Description of the task :: Reproduce the listing exactly. Omit pictures.
□ □ □ □ □
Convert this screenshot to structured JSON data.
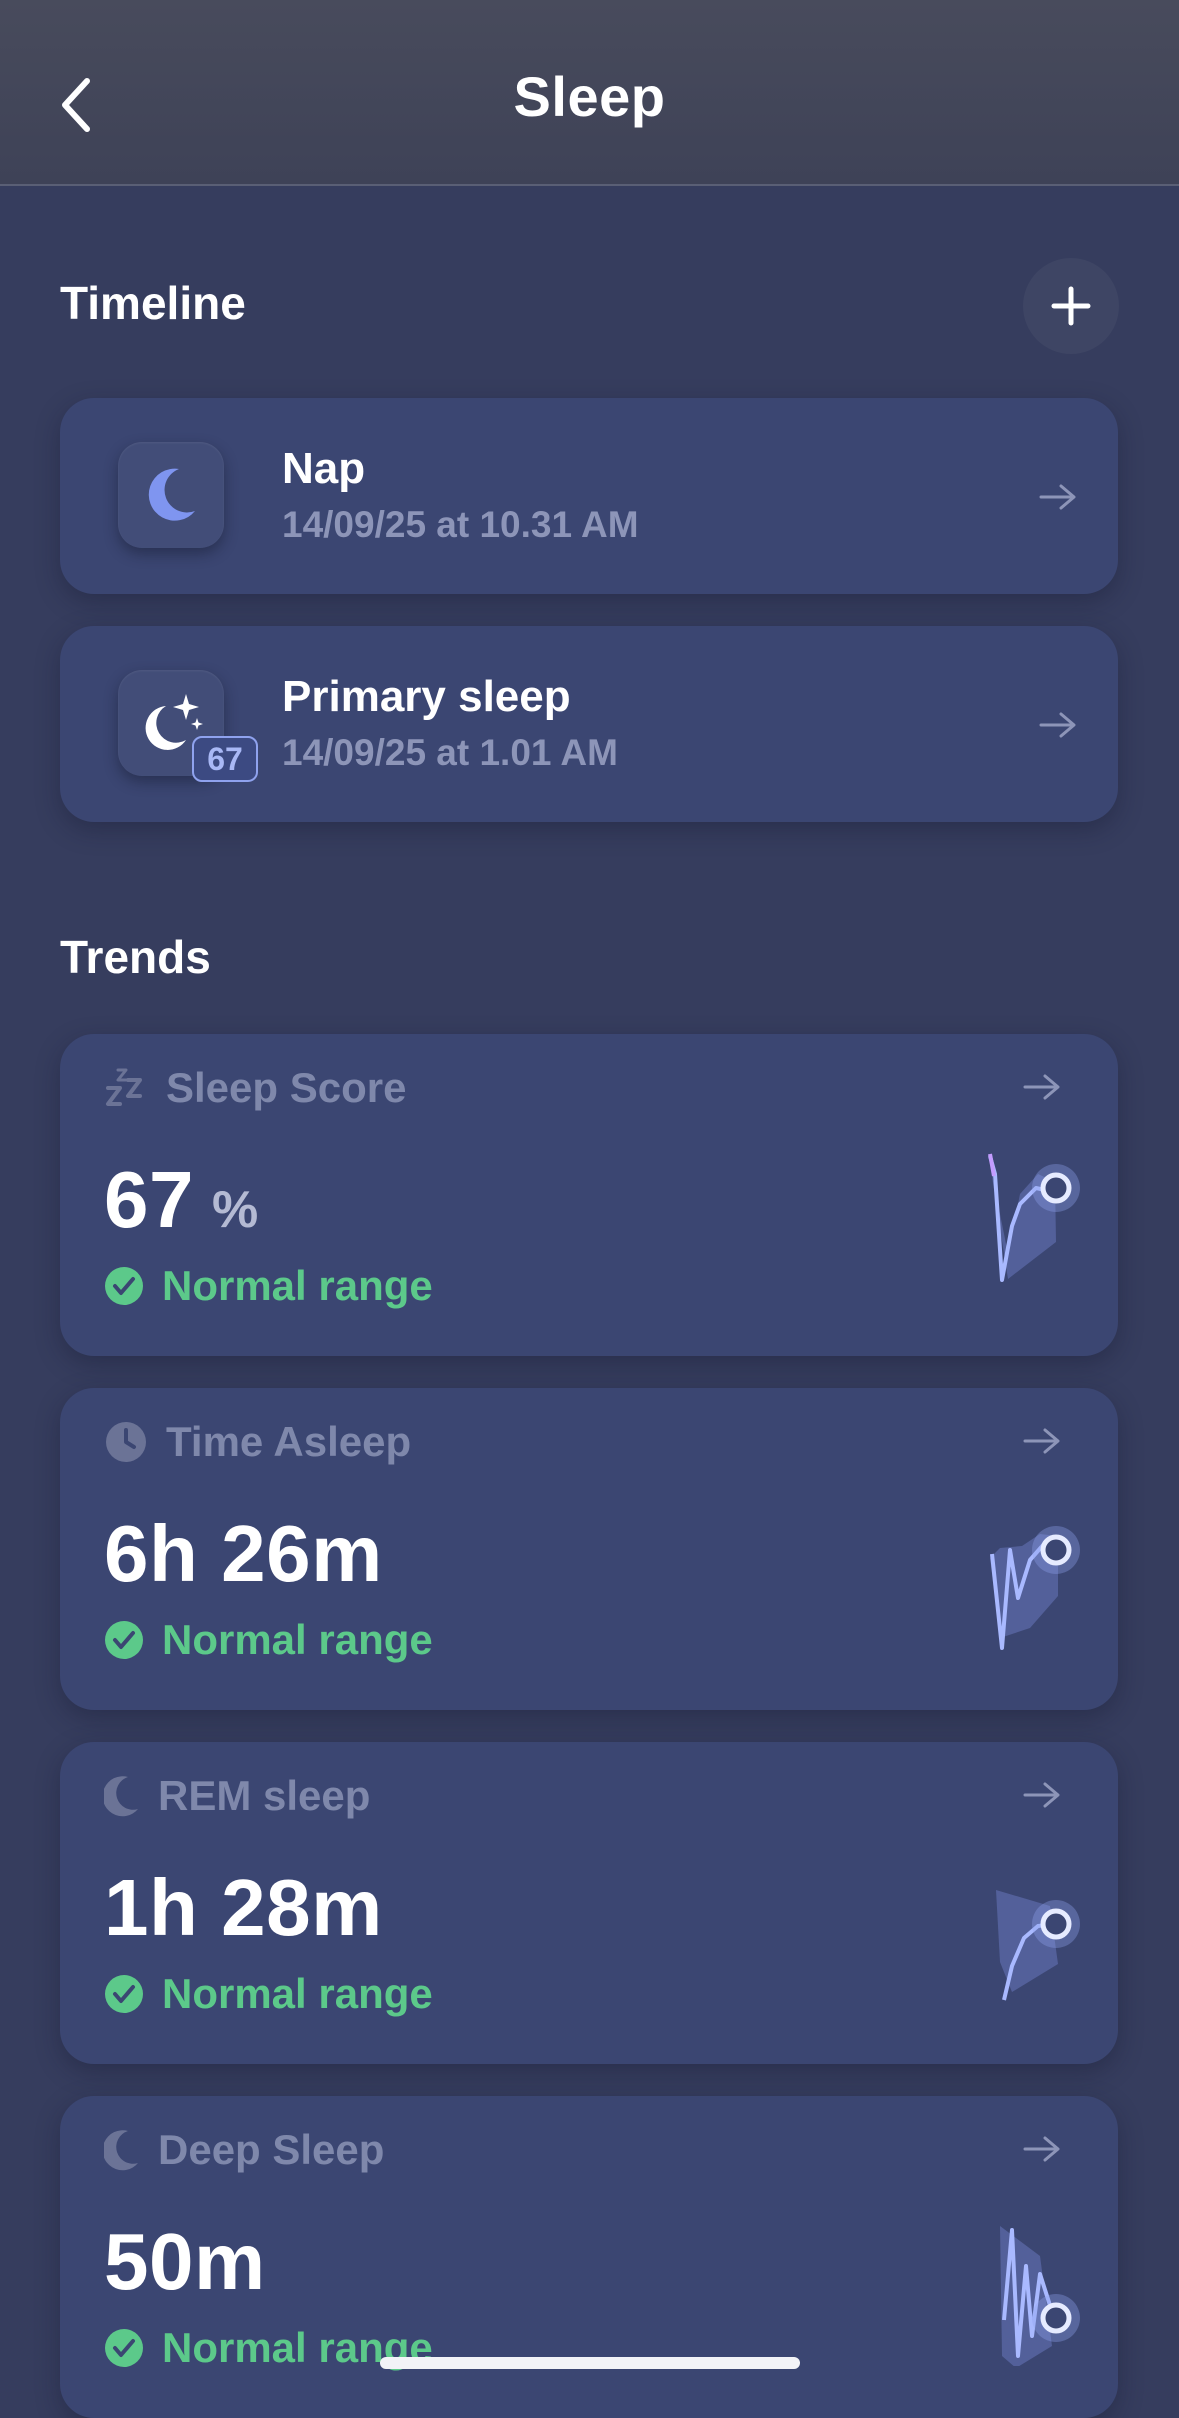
{
  "header": {
    "title": "Sleep"
  },
  "timeline": {
    "title": "Timeline",
    "items": [
      {
        "title": "Nap",
        "subtitle": "14/09/25 at 10.31 AM",
        "icon": "moon-icon"
      },
      {
        "title": "Primary sleep",
        "subtitle": "14/09/25 at 1.01 AM",
        "icon": "moon-stars-icon",
        "badge": "67"
      }
    ]
  },
  "trends": {
    "title": "Trends",
    "items": [
      {
        "label": "Sleep Score",
        "value": "67",
        "unit": "%",
        "status": "Normal range",
        "icon": "zzz-icon"
      },
      {
        "label": "Time Asleep",
        "value": "6h 26m",
        "unit": "",
        "status": "Normal range",
        "icon": "clock-icon"
      },
      {
        "label": "REM sleep",
        "value": "1h 28m",
        "unit": "",
        "status": "Normal range",
        "icon": "moon-icon"
      },
      {
        "label": "Deep Sleep",
        "value": "50m",
        "unit": "",
        "status": "Normal range",
        "icon": "moon-icon"
      }
    ]
  },
  "colors": {
    "background": "#363d5e",
    "card": "#3b4672",
    "accent": "#8fa2ee",
    "status_ok": "#5cc98a"
  }
}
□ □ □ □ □
Result ::
Convert this screenshot to structured JSON data.
{
  "header": {
    "title": "Sleep"
  },
  "timeline": {
    "title": "Timeline",
    "items": [
      {
        "title": "Nap",
        "subtitle": "14/09/25 at 10.31 AM",
        "icon": "moon-icon"
      },
      {
        "title": "Primary sleep",
        "subtitle": "14/09/25 at 1.01 AM",
        "icon": "moon-stars-icon",
        "badge": "67"
      }
    ]
  },
  "trends": {
    "title": "Trends",
    "items": [
      {
        "label": "Sleep Score",
        "value": "67",
        "unit": "%",
        "status": "Normal range",
        "icon": "zzz-icon"
      },
      {
        "label": "Time Asleep",
        "value": "6h 26m",
        "unit": "",
        "status": "Normal range",
        "icon": "clock-icon"
      },
      {
        "label": "REM sleep",
        "value": "1h 28m",
        "unit": "",
        "status": "Normal range",
        "icon": "moon-icon"
      },
      {
        "label": "Deep Sleep",
        "value": "50m",
        "unit": "",
        "status": "Normal range",
        "icon": "moon-icon"
      }
    ]
  },
  "colors": {
    "background": "#363d5e",
    "card": "#3b4672",
    "accent": "#8fa2ee",
    "status_ok": "#5cc98a"
  }
}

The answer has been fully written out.